[[ Material for the task, beginning ]]
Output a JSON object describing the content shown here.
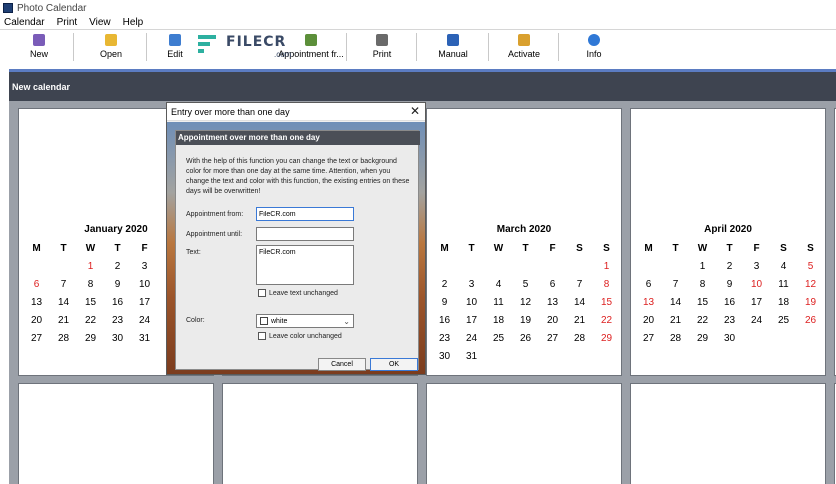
{
  "window": {
    "title": "Photo Calendar"
  },
  "menu": [
    "Calendar",
    "Print",
    "View",
    "Help"
  ],
  "toolbar": [
    {
      "label": "New",
      "icon": "calendar-new-icon",
      "color": "#7a5cb8"
    },
    {
      "label": "Open",
      "icon": "folder-icon",
      "color": "#e8b733"
    },
    {
      "label": "Edit",
      "icon": "edit-icon",
      "color": "#3e7dd0"
    },
    {
      "label": "Appointment fr...",
      "icon": "appointment-icon",
      "color": "#5c8f3a"
    },
    {
      "label": "Print",
      "icon": "printer-icon",
      "color": "#6a6a6a"
    },
    {
      "label": "Manual",
      "icon": "book-icon",
      "color": "#2c62b6"
    },
    {
      "label": "Activate",
      "icon": "lock-icon",
      "color": "#d9a02e"
    },
    {
      "label": "Info",
      "icon": "info-icon",
      "color": "#2f78d6"
    }
  ],
  "watermark": {
    "text": "FILECR",
    "sub": ".com"
  },
  "document": {
    "title": "New calendar"
  },
  "calendars": [
    {
      "title": "January 2020",
      "weekdays": [
        "M",
        "T",
        "W",
        "T",
        "F"
      ],
      "rows": [
        [
          "",
          "",
          "1",
          "2",
          "3"
        ],
        [
          "6",
          "7",
          "8",
          "9",
          "10"
        ],
        [
          "13",
          "14",
          "15",
          "16",
          "17"
        ],
        [
          "20",
          "21",
          "22",
          "23",
          "24"
        ],
        [
          "27",
          "28",
          "29",
          "30",
          "31"
        ]
      ],
      "red": [
        "1",
        "6"
      ]
    },
    {
      "title": "March 2020",
      "weekdays": [
        "M",
        "T",
        "W",
        "T",
        "F",
        "S",
        "S"
      ],
      "rows": [
        [
          "",
          "",
          "",
          "",
          "",
          "",
          "1"
        ],
        [
          "2",
          "3",
          "4",
          "5",
          "6",
          "7",
          "8"
        ],
        [
          "9",
          "10",
          "11",
          "12",
          "13",
          "14",
          "15"
        ],
        [
          "16",
          "17",
          "18",
          "19",
          "20",
          "21",
          "22"
        ],
        [
          "23",
          "24",
          "25",
          "26",
          "27",
          "28",
          "29"
        ],
        [
          "30",
          "31",
          "",
          "",
          "",
          "",
          ""
        ]
      ],
      "red": [
        "1",
        "8",
        "15",
        "22",
        "29"
      ]
    },
    {
      "title": "April 2020",
      "weekdays": [
        "M",
        "T",
        "W",
        "T",
        "F",
        "S",
        "S"
      ],
      "rows": [
        [
          "",
          "",
          "1",
          "2",
          "3",
          "4",
          "5"
        ],
        [
          "6",
          "7",
          "8",
          "9",
          "10",
          "11",
          "12"
        ],
        [
          "13",
          "14",
          "15",
          "16",
          "17",
          "18",
          "19"
        ],
        [
          "20",
          "21",
          "22",
          "23",
          "24",
          "25",
          "26"
        ],
        [
          "27",
          "28",
          "29",
          "30",
          "",
          "",
          ""
        ]
      ],
      "red": [
        "5",
        "10",
        "12",
        "13",
        "19",
        "26"
      ]
    }
  ],
  "dialog": {
    "title": "Entry over more than one day",
    "heading": "Appointment over more than one day",
    "description": "With the help of this function you can change the text or background color for more than one day at the same time. Attention, when you change the text and color with this function, the existing entries on these days will be overwritten!",
    "from_label": "Appointment from:",
    "from_value": "FileCR.com",
    "until_label": "Appointment until:",
    "until_value": "",
    "text_label": "Text:",
    "text_value": "FileCR.com",
    "leave_text": "Leave text unchanged",
    "color_label": "Color:",
    "color_value": "white",
    "leave_color": "Leave color unchanged",
    "cancel": "Cancel",
    "ok": "OK"
  }
}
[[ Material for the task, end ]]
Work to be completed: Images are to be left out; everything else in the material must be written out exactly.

Result of the exercise:
Output a JSON object describing the content shown here.
{
  "window": {
    "title": "Photo Calendar"
  },
  "menu": [
    "Calendar",
    "Print",
    "View",
    "Help"
  ],
  "toolbar": [
    {
      "label": "New",
      "icon": "calendar-new-icon",
      "color": "#7a5cb8"
    },
    {
      "label": "Open",
      "icon": "folder-icon",
      "color": "#e8b733"
    },
    {
      "label": "Edit",
      "icon": "edit-icon",
      "color": "#3e7dd0"
    },
    {
      "label": "Appointment fr...",
      "icon": "appointment-icon",
      "color": "#5c8f3a"
    },
    {
      "label": "Print",
      "icon": "printer-icon",
      "color": "#6a6a6a"
    },
    {
      "label": "Manual",
      "icon": "book-icon",
      "color": "#2c62b6"
    },
    {
      "label": "Activate",
      "icon": "lock-icon",
      "color": "#d9a02e"
    },
    {
      "label": "Info",
      "icon": "info-icon",
      "color": "#2f78d6"
    }
  ],
  "watermark": {
    "text": "FILECR",
    "sub": ".com"
  },
  "document": {
    "title": "New calendar"
  },
  "calendars": [
    {
      "title": "January 2020",
      "weekdays": [
        "M",
        "T",
        "W",
        "T",
        "F"
      ],
      "rows": [
        [
          "",
          "",
          "1",
          "2",
          "3"
        ],
        [
          "6",
          "7",
          "8",
          "9",
          "10"
        ],
        [
          "13",
          "14",
          "15",
          "16",
          "17"
        ],
        [
          "20",
          "21",
          "22",
          "23",
          "24"
        ],
        [
          "27",
          "28",
          "29",
          "30",
          "31"
        ]
      ],
      "red": [
        "1",
        "6"
      ]
    },
    {
      "title": "March 2020",
      "weekdays": [
        "M",
        "T",
        "W",
        "T",
        "F",
        "S",
        "S"
      ],
      "rows": [
        [
          "",
          "",
          "",
          "",
          "",
          "",
          "1"
        ],
        [
          "2",
          "3",
          "4",
          "5",
          "6",
          "7",
          "8"
        ],
        [
          "9",
          "10",
          "11",
          "12",
          "13",
          "14",
          "15"
        ],
        [
          "16",
          "17",
          "18",
          "19",
          "20",
          "21",
          "22"
        ],
        [
          "23",
          "24",
          "25",
          "26",
          "27",
          "28",
          "29"
        ],
        [
          "30",
          "31",
          "",
          "",
          "",
          "",
          ""
        ]
      ],
      "red": [
        "1",
        "8",
        "15",
        "22",
        "29"
      ]
    },
    {
      "title": "April 2020",
      "weekdays": [
        "M",
        "T",
        "W",
        "T",
        "F",
        "S",
        "S"
      ],
      "rows": [
        [
          "",
          "",
          "1",
          "2",
          "3",
          "4",
          "5"
        ],
        [
          "6",
          "7",
          "8",
          "9",
          "10",
          "11",
          "12"
        ],
        [
          "13",
          "14",
          "15",
          "16",
          "17",
          "18",
          "19"
        ],
        [
          "20",
          "21",
          "22",
          "23",
          "24",
          "25",
          "26"
        ],
        [
          "27",
          "28",
          "29",
          "30",
          "",
          "",
          ""
        ]
      ],
      "red": [
        "5",
        "10",
        "12",
        "13",
        "19",
        "26"
      ]
    }
  ],
  "dialog": {
    "title": "Entry over more than one day",
    "heading": "Appointment over more than one day",
    "description": "With the help of this function you can change the text or background color for more than one day at the same time. Attention, when you change the text and color with this function, the existing entries on these days will be overwritten!",
    "from_label": "Appointment from:",
    "from_value": "FileCR.com",
    "until_label": "Appointment until:",
    "until_value": "",
    "text_label": "Text:",
    "text_value": "FileCR.com",
    "leave_text": "Leave text unchanged",
    "color_label": "Color:",
    "color_value": "white",
    "leave_color": "Leave color unchanged",
    "cancel": "Cancel",
    "ok": "OK"
  }
}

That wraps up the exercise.